* **Description of the task**
Every line that contains "browser" must be located and copied from the data.
** Opening Records to process block **
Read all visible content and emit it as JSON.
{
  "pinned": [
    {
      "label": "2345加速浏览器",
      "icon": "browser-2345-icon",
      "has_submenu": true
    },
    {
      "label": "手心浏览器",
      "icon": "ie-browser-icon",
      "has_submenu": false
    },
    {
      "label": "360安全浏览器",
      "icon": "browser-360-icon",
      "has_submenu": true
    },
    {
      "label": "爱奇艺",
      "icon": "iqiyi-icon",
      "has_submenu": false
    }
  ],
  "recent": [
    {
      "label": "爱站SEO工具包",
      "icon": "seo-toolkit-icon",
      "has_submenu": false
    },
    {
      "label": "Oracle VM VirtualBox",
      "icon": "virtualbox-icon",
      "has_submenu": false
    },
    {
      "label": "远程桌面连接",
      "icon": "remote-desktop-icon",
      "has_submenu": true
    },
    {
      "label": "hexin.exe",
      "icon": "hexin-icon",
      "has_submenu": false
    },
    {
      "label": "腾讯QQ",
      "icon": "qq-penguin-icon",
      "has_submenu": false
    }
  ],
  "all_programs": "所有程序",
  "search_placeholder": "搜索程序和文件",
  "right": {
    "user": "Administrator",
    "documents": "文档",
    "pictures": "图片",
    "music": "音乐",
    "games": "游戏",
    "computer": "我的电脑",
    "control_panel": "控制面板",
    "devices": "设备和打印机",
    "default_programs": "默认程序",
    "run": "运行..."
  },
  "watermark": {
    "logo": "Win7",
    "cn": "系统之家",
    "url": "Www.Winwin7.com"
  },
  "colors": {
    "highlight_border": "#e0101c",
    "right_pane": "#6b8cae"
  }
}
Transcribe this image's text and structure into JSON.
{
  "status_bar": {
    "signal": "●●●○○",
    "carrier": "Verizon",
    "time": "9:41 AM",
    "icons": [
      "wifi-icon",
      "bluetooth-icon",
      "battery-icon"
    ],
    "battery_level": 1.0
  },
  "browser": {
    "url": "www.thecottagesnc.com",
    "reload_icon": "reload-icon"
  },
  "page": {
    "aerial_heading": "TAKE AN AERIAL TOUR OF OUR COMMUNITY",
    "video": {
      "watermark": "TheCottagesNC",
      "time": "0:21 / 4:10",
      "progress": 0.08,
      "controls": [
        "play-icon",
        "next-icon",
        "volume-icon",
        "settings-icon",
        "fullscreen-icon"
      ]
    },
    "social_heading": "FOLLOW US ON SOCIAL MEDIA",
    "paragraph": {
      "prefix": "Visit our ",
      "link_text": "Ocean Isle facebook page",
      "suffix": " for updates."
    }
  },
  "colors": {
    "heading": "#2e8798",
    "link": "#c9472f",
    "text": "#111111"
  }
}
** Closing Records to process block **
* **Answer section**
      "icon": "browser-2345-icon",
      "icon": "ie-browser-icon",
      "icon": "browser-360-icon",
  "browser": {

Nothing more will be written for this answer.